▸ TASK OBJECTIVE
Produce the records again in full, exactly as shown below.

▸ DATASET RECORDS
********
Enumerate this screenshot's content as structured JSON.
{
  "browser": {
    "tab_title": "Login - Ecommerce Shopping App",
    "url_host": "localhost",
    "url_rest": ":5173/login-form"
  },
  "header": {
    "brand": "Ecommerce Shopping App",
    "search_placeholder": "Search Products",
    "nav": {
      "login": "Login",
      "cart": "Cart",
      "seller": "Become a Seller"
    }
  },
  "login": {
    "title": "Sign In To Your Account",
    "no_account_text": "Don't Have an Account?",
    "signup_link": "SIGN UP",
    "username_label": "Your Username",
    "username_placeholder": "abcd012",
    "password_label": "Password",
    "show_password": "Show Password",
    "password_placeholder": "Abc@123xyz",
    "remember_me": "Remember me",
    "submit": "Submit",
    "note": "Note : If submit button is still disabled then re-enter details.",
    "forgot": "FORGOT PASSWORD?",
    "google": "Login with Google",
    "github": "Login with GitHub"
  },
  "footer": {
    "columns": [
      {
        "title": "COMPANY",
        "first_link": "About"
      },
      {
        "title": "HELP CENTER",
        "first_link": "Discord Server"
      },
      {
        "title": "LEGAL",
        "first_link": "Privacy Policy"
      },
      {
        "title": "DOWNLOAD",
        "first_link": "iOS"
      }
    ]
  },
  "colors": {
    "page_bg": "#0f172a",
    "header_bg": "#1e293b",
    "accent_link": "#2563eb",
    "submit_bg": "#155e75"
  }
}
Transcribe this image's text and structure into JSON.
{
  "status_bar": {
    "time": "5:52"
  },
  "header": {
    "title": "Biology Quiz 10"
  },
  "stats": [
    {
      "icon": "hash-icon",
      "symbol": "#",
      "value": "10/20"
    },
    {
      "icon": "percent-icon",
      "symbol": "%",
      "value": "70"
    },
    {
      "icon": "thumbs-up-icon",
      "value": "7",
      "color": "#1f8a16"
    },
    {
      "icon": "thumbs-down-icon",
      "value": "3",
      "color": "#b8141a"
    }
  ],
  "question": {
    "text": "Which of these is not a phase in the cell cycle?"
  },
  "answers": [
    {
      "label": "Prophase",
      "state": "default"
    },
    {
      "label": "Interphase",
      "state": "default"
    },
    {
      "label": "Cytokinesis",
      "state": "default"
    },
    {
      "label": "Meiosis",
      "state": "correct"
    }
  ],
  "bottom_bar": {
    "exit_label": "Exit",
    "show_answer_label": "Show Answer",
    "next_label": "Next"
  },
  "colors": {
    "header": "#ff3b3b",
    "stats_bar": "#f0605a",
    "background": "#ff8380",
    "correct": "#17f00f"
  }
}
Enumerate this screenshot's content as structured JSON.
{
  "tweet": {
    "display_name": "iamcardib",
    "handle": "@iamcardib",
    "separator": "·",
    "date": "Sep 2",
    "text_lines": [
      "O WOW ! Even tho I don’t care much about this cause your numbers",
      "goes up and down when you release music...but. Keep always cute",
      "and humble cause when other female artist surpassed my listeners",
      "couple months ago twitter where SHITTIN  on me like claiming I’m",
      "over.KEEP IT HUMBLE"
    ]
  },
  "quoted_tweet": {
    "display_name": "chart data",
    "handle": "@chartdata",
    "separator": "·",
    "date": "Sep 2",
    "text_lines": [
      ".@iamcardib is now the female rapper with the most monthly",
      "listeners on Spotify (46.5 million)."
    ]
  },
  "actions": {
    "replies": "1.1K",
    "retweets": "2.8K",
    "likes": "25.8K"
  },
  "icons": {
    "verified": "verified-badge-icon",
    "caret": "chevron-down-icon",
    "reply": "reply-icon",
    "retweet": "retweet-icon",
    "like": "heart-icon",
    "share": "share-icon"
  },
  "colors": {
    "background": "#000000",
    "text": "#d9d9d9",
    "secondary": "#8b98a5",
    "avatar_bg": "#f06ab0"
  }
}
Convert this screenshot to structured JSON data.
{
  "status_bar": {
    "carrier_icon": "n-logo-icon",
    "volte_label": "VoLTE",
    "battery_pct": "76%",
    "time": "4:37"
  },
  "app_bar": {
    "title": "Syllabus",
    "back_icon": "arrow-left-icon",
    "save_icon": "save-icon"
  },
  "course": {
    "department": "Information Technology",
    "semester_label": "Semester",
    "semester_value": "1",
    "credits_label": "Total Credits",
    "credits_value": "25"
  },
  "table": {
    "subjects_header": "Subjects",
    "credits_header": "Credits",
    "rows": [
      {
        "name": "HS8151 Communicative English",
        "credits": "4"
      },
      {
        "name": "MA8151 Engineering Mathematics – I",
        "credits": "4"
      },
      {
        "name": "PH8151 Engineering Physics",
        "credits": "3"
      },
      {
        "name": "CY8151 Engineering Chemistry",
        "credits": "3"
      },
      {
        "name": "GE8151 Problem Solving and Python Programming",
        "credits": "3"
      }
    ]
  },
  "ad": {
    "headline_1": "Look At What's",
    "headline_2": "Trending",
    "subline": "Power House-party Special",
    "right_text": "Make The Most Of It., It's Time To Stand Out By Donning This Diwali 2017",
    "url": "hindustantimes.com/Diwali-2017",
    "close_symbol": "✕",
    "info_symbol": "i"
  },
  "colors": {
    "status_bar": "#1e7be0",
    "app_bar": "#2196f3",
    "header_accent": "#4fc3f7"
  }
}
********
▸ EXERCISE RESPONSE
Enumerate this screenshot's content as structured JSON.
{
  "browser": {
    "tab_title": "Login - Ecommerce Shopping App",
    "url_host": "localhost",
    "url_rest": ":5173/login-form"
  },
  "header": {
    "brand": "Ecommerce Shopping App",
    "search_placeholder": "Search Products",
    "nav": {
      "login": "Login",
      "cart": "Cart",
      "seller": "Become a Seller"
    }
  },
  "login": {
    "title": "Sign In To Your Account",
    "no_account_text": "Don't Have an Account?",
    "signup_link": "SIGN UP",
    "username_label": "Your Username",
    "username_placeholder": "abcd012",
    "password_label": "Password",
    "show_password": "Show Password",
    "password_placeholder": "Abc@123xyz",
    "remember_me": "Remember me",
    "submit": "Submit",
    "note": "Note : If submit button is still disabled then re-enter details.",
    "forgot": "FORGOT PASSWORD?",
    "google": "Login with Google",
    "github": "Login with GitHub"
  },
  "footer": {
    "columns": [
      {
        "title": "COMPANY",
        "first_link": "About"
      },
      {
        "title": "HELP CENTER",
        "first_link": "Discord Server"
      },
      {
        "title": "LEGAL",
        "first_link": "Privacy Policy"
      },
      {
        "title": "DOWNLOAD",
        "first_link": "iOS"
      }
    ]
  },
  "colors": {
    "page_bg": "#0f172a",
    "header_bg": "#1e293b",
    "accent_link": "#2563eb",
    "submit_bg": "#155e75"
  }
}
Transcribe this image's text and structure into JSON.
{
  "status_bar": {
    "time": "5:52"
  },
  "header": {
    "title": "Biology Quiz 10"
  },
  "stats": [
    {
      "icon": "hash-icon",
      "symbol": "#",
      "value": "10/20"
    },
    {
      "icon": "percent-icon",
      "symbol": "%",
      "value": "70"
    },
    {
      "icon": "thumbs-up-icon",
      "value": "7",
      "color": "#1f8a16"
    },
    {
      "icon": "thumbs-down-icon",
      "value": "3",
      "color": "#b8141a"
    }
  ],
  "question": {
    "text": "Which of these is not a phase in the cell cycle?"
  },
  "answers": [
    {
      "label": "Prophase",
      "state": "default"
    },
    {
      "label": "Interphase",
      "state": "default"
    },
    {
      "label": "Cytokinesis",
      "state": "default"
    },
    {
      "label": "Meiosis",
      "state": "correct"
    }
  ],
  "bottom_bar": {
    "exit_label": "Exit",
    "show_answer_label": "Show Answer",
    "next_label": "Next"
  },
  "colors": {
    "header": "#ff3b3b",
    "stats_bar": "#f0605a",
    "background": "#ff8380",
    "correct": "#17f00f"
  }
}
Enumerate this screenshot's content as structured JSON.
{
  "tweet": {
    "display_name": "iamcardib",
    "handle": "@iamcardib",
    "separator": "·",
    "date": "Sep 2",
    "text_lines": [
      "O WOW ! Even tho I don’t care much about this cause your numbers",
      "goes up and down when you release music...but. Keep always cute",
      "and humble cause when other female artist surpassed my listeners",
      "couple months ago twitter where SHITTIN  on me like claiming I’m",
      "over.KEEP IT HUMBLE"
    ]
  },
  "quoted_tweet": {
    "display_name": "chart data",
    "handle": "@chartdata",
    "separator": "·",
    "date": "Sep 2",
    "text_lines": [
      ".@iamcardib is now the female rapper with the most monthly",
      "listeners on Spotify (46.5 million)."
    ]
  },
  "actions": {
    "replies": "1.1K",
    "retweets": "2.8K",
    "likes": "25.8K"
  },
  "icons": {
    "verified": "verified-badge-icon",
    "caret": "chevron-down-icon",
    "reply": "reply-icon",
    "retweet": "retweet-icon",
    "like": "heart-icon",
    "share": "share-icon"
  },
  "colors": {
    "background": "#000000",
    "text": "#d9d9d9",
    "secondary": "#8b98a5",
    "avatar_bg": "#f06ab0"
  }
}
Convert this screenshot to structured JSON data.
{
  "status_bar": {
    "carrier_icon": "n-logo-icon",
    "volte_label": "VoLTE",
    "battery_pct": "76%",
    "time": "4:37"
  },
  "app_bar": {
    "title": "Syllabus",
    "back_icon": "arrow-left-icon",
    "save_icon": "save-icon"
  },
  "course": {
    "department": "Information Technology",
    "semester_label": "Semester",
    "semester_value": "1",
    "credits_label": "Total Credits",
    "credits_value": "25"
  },
  "table": {
    "subjects_header": "Subjects",
    "credits_header": "Credits",
    "rows": [
      {
        "name": "HS8151 Communicative English",
        "credits": "4"
      },
      {
        "name": "MA8151 Engineering Mathematics – I",
        "credits": "4"
      },
      {
        "name": "PH8151 Engineering Physics",
        "credits": "3"
      },
      {
        "name": "CY8151 Engineering Chemistry",
        "credits": "3"
      },
      {
        "name": "GE8151 Problem Solving and Python Programming",
        "credits": "3"
      }
    ]
  },
  "ad": {
    "headline_1": "Look At What's",
    "headline_2": "Trending",
    "subline": "Power House-party Special",
    "right_text": "Make The Most Of It., It's Time To Stand Out By Donning This Diwali 2017",
    "url": "hindustantimes.com/Diwali-2017",
    "close_symbol": "✕",
    "info_symbol": "i"
  },
  "colors": {
    "status_bar": "#1e7be0",
    "app_bar": "#2196f3",
    "header_accent": "#4fc3f7"
  }
}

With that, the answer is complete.